I won’t be combing South Philadelphia to register voters like I did in 2008, because the Democrats still haven’t learned what supporting youth actually looks like: letting us speak, and act, on our own behalf. Instead, Democrats wrap Millennials in dirty diapers, and shove pacifiers in our mouths when we try to point out the problems they’re leaving for the next generation. They tell us to quit whining — they’re taking good care of us.
The stink of faux-empowerment politics was pungent at the Democratic National Convention. Following the signs for the “Youth Caucus” through the bowels of the Charlotte Convention Center, I found my way to the cavernous “Ballroom C.” For the un-credentialed convention-goers like me, the Democrats had provided daily caucuses for key constituencies, like LGBT, veterans, and youth.
As my eyes adjusted, I noted a paucity of available seating, and of youth. I scurried up front to fill an empty seat next to some suited thirty-somethings. “These are reserved,” a bloated face scrunched in my direction. Meanwhile, a middle-aged statesman provoked a resounding “awwww” by describing how counselors told kids in his community, “Maybe college isn’t for you.” A middle-aged woman scolded the crowd, “As a college student…you have to stand before them [haters, presumably] and say Barack Obama will be re-elected!” And a middle-aged Organizing For America director elucidated just how much David Axelrod cares about his children.
Finally, the kids got to speak. Rod Snyder, the early-thirties President of Young Democrats for America and Rob Abraham, a mid-twenties Youth Vote director for OFA, delivered related messages: it’s awfully important for youth to vote. At that point, Dr. Jill Biden — teacher, mother, and grandmother — unexpectedly entered to speak to the children, derailing the meeting for nearly half an hour, and displacing the subsequent youth speakers scheduled.

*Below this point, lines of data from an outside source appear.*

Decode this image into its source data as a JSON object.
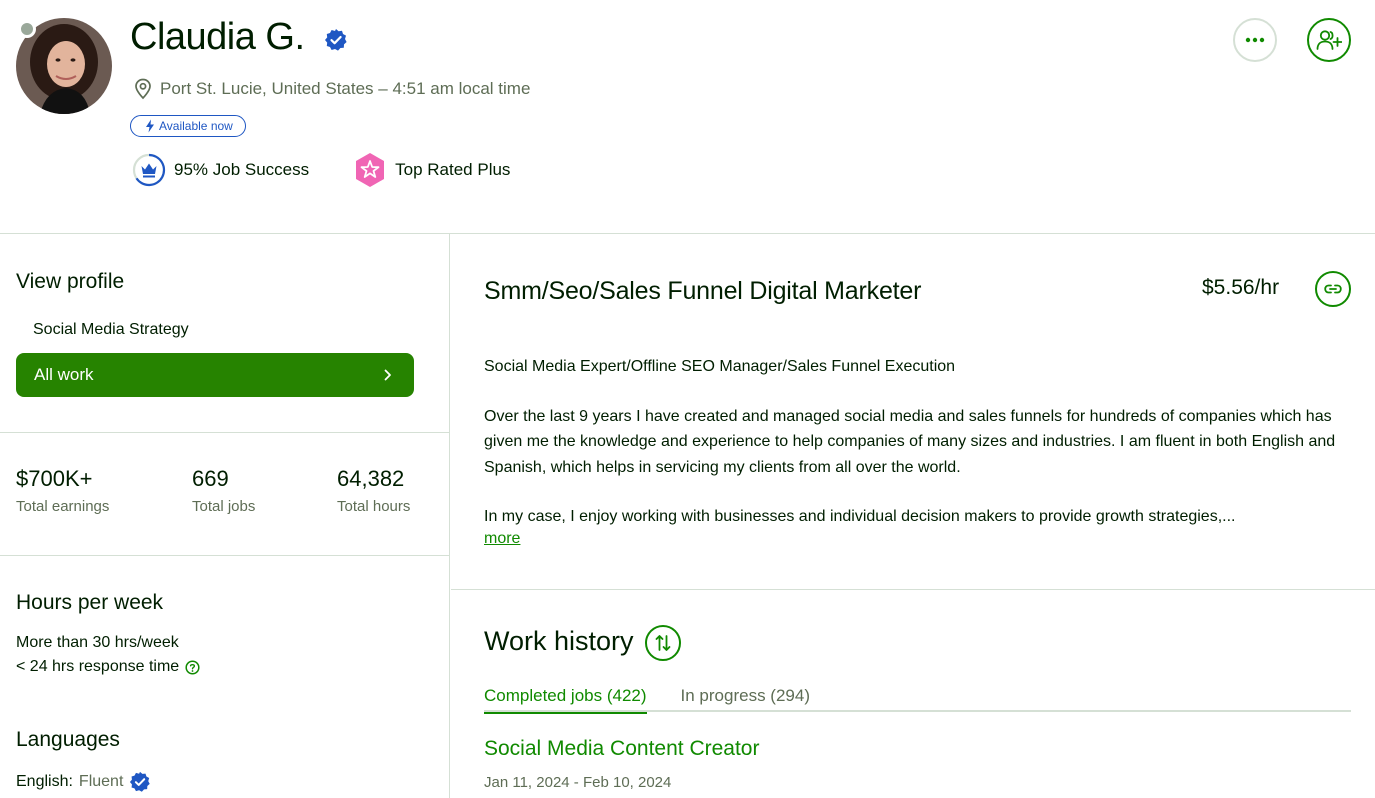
{
  "profile": {
    "name": "Claudia G.",
    "location": "Port St. Lucie, United States – 4:51 am local time",
    "availability": "Available now",
    "job_success": "95% Job Success",
    "top_rated": "Top Rated Plus",
    "verified_color": "#1f57c3",
    "accent_color": "#108a00"
  },
  "sidebar": {
    "view_profile_title": "View profile",
    "specialty": "Social Media Strategy",
    "all_work_label": "All work",
    "stats": [
      {
        "value": "$700K+",
        "label": "Total earnings"
      },
      {
        "value": "669",
        "label": "Total jobs"
      },
      {
        "value": "64,382",
        "label": "Total hours"
      }
    ],
    "hours_title": "Hours per week",
    "hours_value": "More than 30 hrs/week",
    "response_time": "< 24 hrs response time",
    "languages_title": "Languages",
    "language": {
      "name": "English:",
      "level": "Fluent"
    }
  },
  "main": {
    "title": "Smm/Seo/Sales Funnel Digital Marketer",
    "rate": "$5.56/hr",
    "overview": [
      "Social Media Expert/Offline SEO Manager/Sales Funnel Execution",
      "Over the last 9 years I have created and managed social media and sales funnels for hundreds of companies which has given me the knowledge and experience to help companies of many sizes and industries. I am fluent in both English and Spanish, which helps in servicing my clients from all over the world.",
      "In my case, I enjoy working with businesses and individual decision makers to provide growth strategies,..."
    ],
    "more_label": "more"
  },
  "work_history": {
    "title": "Work history",
    "tabs": [
      {
        "label": "Completed jobs (422)",
        "active": true
      },
      {
        "label": "In progress (294)",
        "active": false
      }
    ],
    "jobs": [
      {
        "title": "Social Media Content Creator",
        "dates": "Jan 11, 2024 - Feb 10, 2024"
      }
    ]
  },
  "icons": {
    "location": "map-pin-icon",
    "bolt": "lightning-icon",
    "job_success": "crown-icon",
    "top_rated": "star-badge-icon",
    "more": "ellipsis-icon",
    "invite": "add-user-icon",
    "link": "link-icon",
    "sort": "sort-arrows-icon",
    "chevron": "chevron-right-icon",
    "help": "question-circle-icon",
    "verified": "verified-check-icon"
  }
}
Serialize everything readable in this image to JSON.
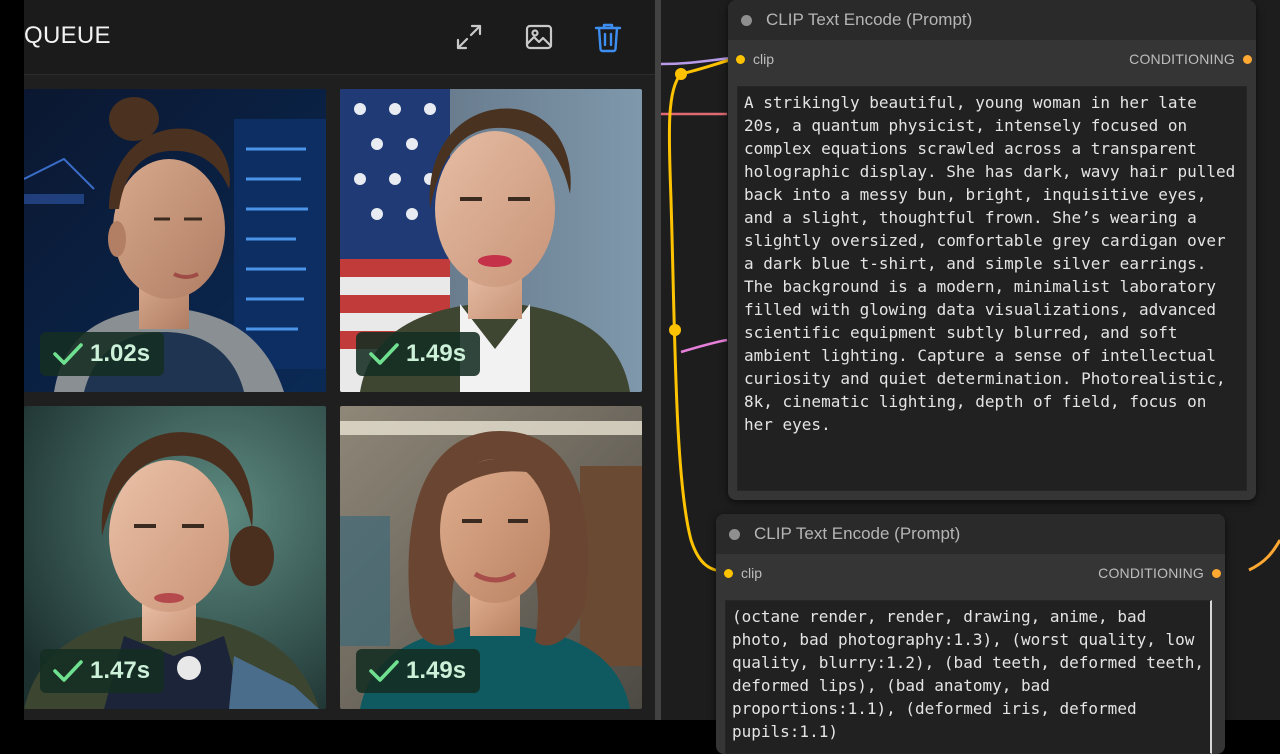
{
  "queue": {
    "title": "QUEUE",
    "icons": {
      "expand": "expand-icon",
      "gallery": "image-icon",
      "clear": "trash-icon"
    },
    "accent_color": "#3d8ef0",
    "items": [
      {
        "time": "1.02s",
        "status": "complete"
      },
      {
        "time": "1.49s",
        "status": "complete"
      },
      {
        "time": "1.47s",
        "status": "complete"
      },
      {
        "time": "1.49s",
        "status": "complete"
      }
    ]
  },
  "nodes": [
    {
      "title": "CLIP Text Encode (Prompt)",
      "input_label": "clip",
      "output_label": "CONDITIONING",
      "text": "A strikingly beautiful, young woman in her late 20s, a quantum physicist, intensely focused on complex equations scrawled across a transparent holographic display. She has dark, wavy hair pulled back into a messy bun, bright, inquisitive eyes, and a slight, thoughtful frown. She’s wearing a slightly oversized, comfortable grey cardigan over a dark blue t-shirt, and simple silver earrings. The background is a modern, minimalist laboratory filled with glowing data visualizations, advanced scientific equipment subtly blurred, and soft ambient lighting. Capture a sense of intellectual curiosity and quiet determination. Photorealistic, 8k, cinematic lighting, depth of field, focus on her eyes."
    },
    {
      "title": "CLIP Text Encode (Prompt)",
      "input_label": "clip",
      "output_label": "CONDITIONING",
      "text": "(octane render, render, drawing, anime, bad photo, bad photography:1.3), (worst quality, low quality, blurry:1.2), (bad teeth, deformed teeth, deformed lips), (bad anatomy, bad proportions:1.1), (deformed iris, deformed pupils:1.1)"
    }
  ],
  "colors": {
    "clip_port": "#fdc300",
    "conditioning_port": "#ffa832",
    "badge_check": "#6fe08f"
  }
}
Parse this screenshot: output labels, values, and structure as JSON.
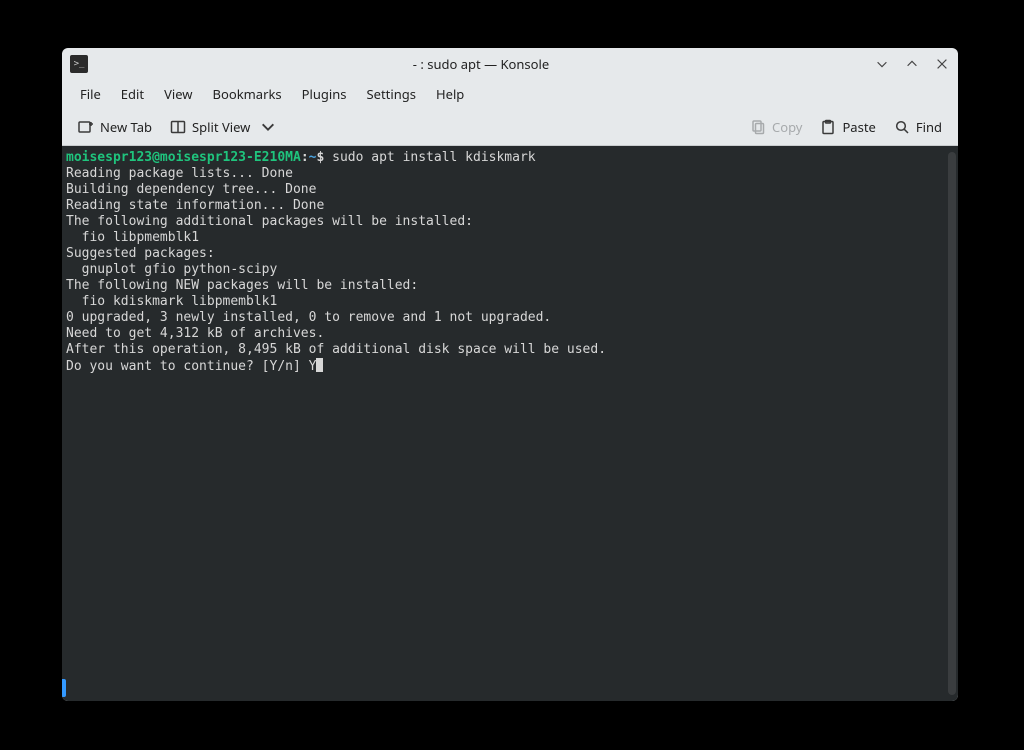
{
  "titlebar": {
    "title": "- : sudo apt — Konsole"
  },
  "menubar": {
    "file": "File",
    "edit": "Edit",
    "view": "View",
    "bookmarks": "Bookmarks",
    "plugins": "Plugins",
    "settings": "Settings",
    "help": "Help"
  },
  "toolbar": {
    "new_tab": "New Tab",
    "split_view": "Split View",
    "copy": "Copy",
    "paste": "Paste",
    "find": "Find"
  },
  "terminal": {
    "prompt_user": "moisespr123@moisespr123-E210MA",
    "prompt_path": "~",
    "command": "sudo apt install kdiskmark",
    "lines": [
      "Reading package lists... Done",
      "Building dependency tree... Done",
      "Reading state information... Done",
      "The following additional packages will be installed:",
      "  fio libpmemblk1",
      "Suggested packages:",
      "  gnuplot gfio python-scipy",
      "The following NEW packages will be installed:",
      "  fio kdiskmark libpmemblk1",
      "0 upgraded, 3 newly installed, 0 to remove and 1 not upgraded.",
      "Need to get 4,312 kB of archives.",
      "After this operation, 8,495 kB of additional disk space will be used."
    ],
    "prompt_question": "Do you want to continue? [Y/n] ",
    "input_answer": "Y"
  }
}
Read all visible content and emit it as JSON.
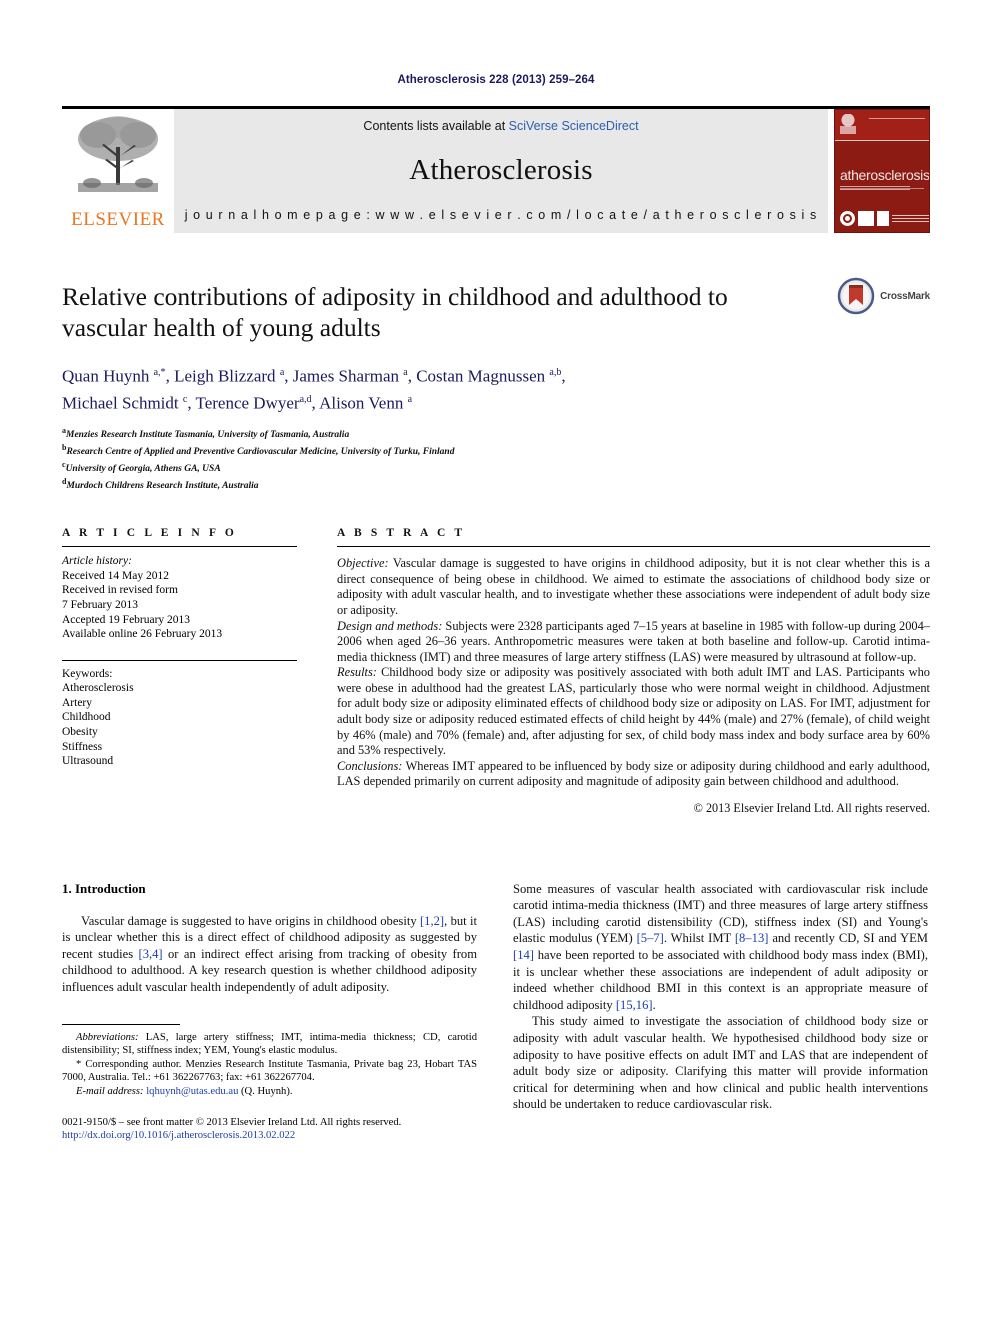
{
  "running_head": "Atherosclerosis 228 (2013) 259–264",
  "masthead": {
    "publisher_name": "ELSEVIER",
    "contents_prefix": "Contents lists available at ",
    "contents_link": "SciVerse ScienceDirect",
    "journal_name": "Atherosclerosis",
    "homepage_line": "j o u r n a l    h o m e p a g e :   w w w . e l s e v i e r . c o m / l o c a t e / a t h e r o s c l e r o s i s",
    "cover_title": "atherosclerosis"
  },
  "article": {
    "title": "Relative contributions of adiposity in childhood and adulthood to vascular health of young adults",
    "crossmark_label": "CrossMark",
    "authors_html": "Quan Huynh a,*, Leigh Blizzard a, James Sharman a, Costan Magnussen a,b, Michael Schmidt c, Terence Dwyer a,d, Alison Venn a",
    "affiliations": [
      {
        "marker": "a",
        "text": "Menzies Research Institute Tasmania, University of Tasmania, Australia"
      },
      {
        "marker": "b",
        "text": "Research Centre of Applied and Preventive Cardiovascular Medicine, University of Turku, Finland"
      },
      {
        "marker": "c",
        "text": "University of Georgia, Athens GA, USA"
      },
      {
        "marker": "d",
        "text": "Murdoch Childrens Research Institute, Australia"
      }
    ]
  },
  "article_info": {
    "heading": "A R T I C L E   I N F O",
    "history_label": "Article history:",
    "history_lines": [
      "Received 14 May 2012",
      "Received in revised form",
      "7 February 2013",
      "Accepted 19 February 2013",
      "Available online 26 February 2013"
    ],
    "keywords_label": "Keywords:",
    "keywords": [
      "Atherosclerosis",
      "Artery",
      "Childhood",
      "Obesity",
      "Stiffness",
      "Ultrasound"
    ]
  },
  "abstract": {
    "heading": "A B S T R A C T",
    "objective_label": "Objective:",
    "objective_text": " Vascular damage is suggested to have origins in childhood adiposity, but it is not clear whether this is a direct consequence of being obese in childhood. We aimed to estimate the associations of childhood body size or adiposity with adult vascular health, and to investigate whether these associations were independent of adult body size or adiposity.",
    "design_label": "Design and methods:",
    "design_text": " Subjects were 2328 participants aged 7–15 years at baseline in 1985 with follow-up during 2004–2006 when aged 26–36 years. Anthropometric measures were taken at both baseline and follow-up. Carotid intima-media thickness (IMT) and three measures of large artery stiffness (LAS) were measured by ultrasound at follow-up.",
    "results_label": "Results:",
    "results_text": " Childhood body size or adiposity was positively associated with both adult IMT and LAS. Participants who were obese in adulthood had the greatest LAS, particularly those who were normal weight in childhood. Adjustment for adult body size or adiposity eliminated effects of childhood body size or adiposity on LAS. For IMT, adjustment for adult body size or adiposity reduced estimated effects of child height by 44% (male) and 27% (female), of child weight by 46% (male) and 70% (female) and, after adjusting for sex, of child body mass index and body surface area by 60% and 53% respectively.",
    "conclusions_label": "Conclusions:",
    "conclusions_text": " Whereas IMT appeared to be influenced by body size or adiposity during childhood and early adulthood, LAS depended primarily on current adiposity and magnitude of adiposity gain between childhood and adulthood.",
    "copyright": "© 2013 Elsevier Ireland Ltd. All rights reserved."
  },
  "introduction": {
    "heading": "1.  Introduction",
    "left_paragraph_1": "Vascular damage is suggested to have origins in childhood obesity [1,2], but it is unclear whether this is a direct effect of childhood adiposity as suggested by recent studies [3,4] or an indirect effect arising from tracking of obesity from childhood to adulthood. A key research question is whether childhood adiposity influences adult vascular health independently of adult adiposity.",
    "right_paragraph_1": "Some measures of vascular health associated with cardiovascular risk include carotid intima-media thickness (IMT) and three measures of large artery stiffness (LAS) including carotid distensibility (CD), stiffness index (SI) and Young's elastic modulus (YEM) [5–7]. Whilst IMT [8–13] and recently CD, SI and YEM [14] have been reported to be associated with childhood body mass index (BMI), it is unclear whether these associations are independent of adult adiposity or indeed whether childhood BMI in this context is an appropriate measure of childhood adiposity [15,16].",
    "right_paragraph_2": "This study aimed to investigate the association of childhood body size or adiposity with adult vascular health. We hypothesised childhood body size or adiposity to have positive effects on adult IMT and LAS that are independent of adult body size or adiposity. Clarifying this matter will provide information critical for determining when and how clinical and public health interventions should be undertaken to reduce cardiovascular risk."
  },
  "footnotes": {
    "abbreviations_label": "Abbreviations:",
    "abbreviations_text": " LAS, large artery stiffness; IMT, intima-media thickness; CD, carotid distensibility; SI, stiffness index; YEM, Young's elastic modulus.",
    "corresponding_text": "* Corresponding author. Menzies Research Institute Tasmania, Private bag 23, Hobart TAS 7000, Australia. Tel.: +61 362267763; fax: +61 362267704.",
    "email_label": "E-mail address:",
    "email_link": "lqhuynh@utas.edu.au",
    "email_suffix": " (Q. Huynh).",
    "issn_line": "0021-9150/$ – see front matter © 2013 Elsevier Ireland Ltd. All rights reserved.",
    "doi_line": "http://dx.doi.org/10.1016/j.atherosclerosis.2013.02.022"
  },
  "colors": {
    "link_blue": "#2a5db0",
    "ref_blue": "#1a3faa",
    "author_navy": "#1a1a5e",
    "elsevier_orange": "#E87722",
    "cover_red": "#8c1c13"
  }
}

As I exited the hall, I spotted a dozen or so youth delegates, of the “644 under 36” that the convention commonly boasted. Martin Cliff, a high school senior from Minnesota, shared his DNC experience. “I think at the high levels, there’s a lot of talk about youth, which is excellent. But once you get down to the community level, I hear from lot of other youth delegates say there’s not much respect for youth in the party.” Calling it “ageism” he described how “adults use us more as a tool, for a picture with a politician…not because I have good ideas.”
Some junior delegates were far more ticked off than Cliff.
“I have left the party today, for Occupy!” Through the darkness at Marshall Park, I made out the crisp gray suit and wavy blonde hair of Daniel McKenzie, a certified youth delegate from Minnesota who had stumbled upon the Occupy DNC encampment after storming out of the convention.
Despite, well, many things, the Occupiers generally welcomed McKenzie as he explained the cause of his defection. According to McKenzie, the President had flouted procedure to insert God back into the party’s platform, ignoring “obvious dissent” in the voice vote. After attempting to find a parliamentarian and exact recourse, he realized “it was impossible,” and departed.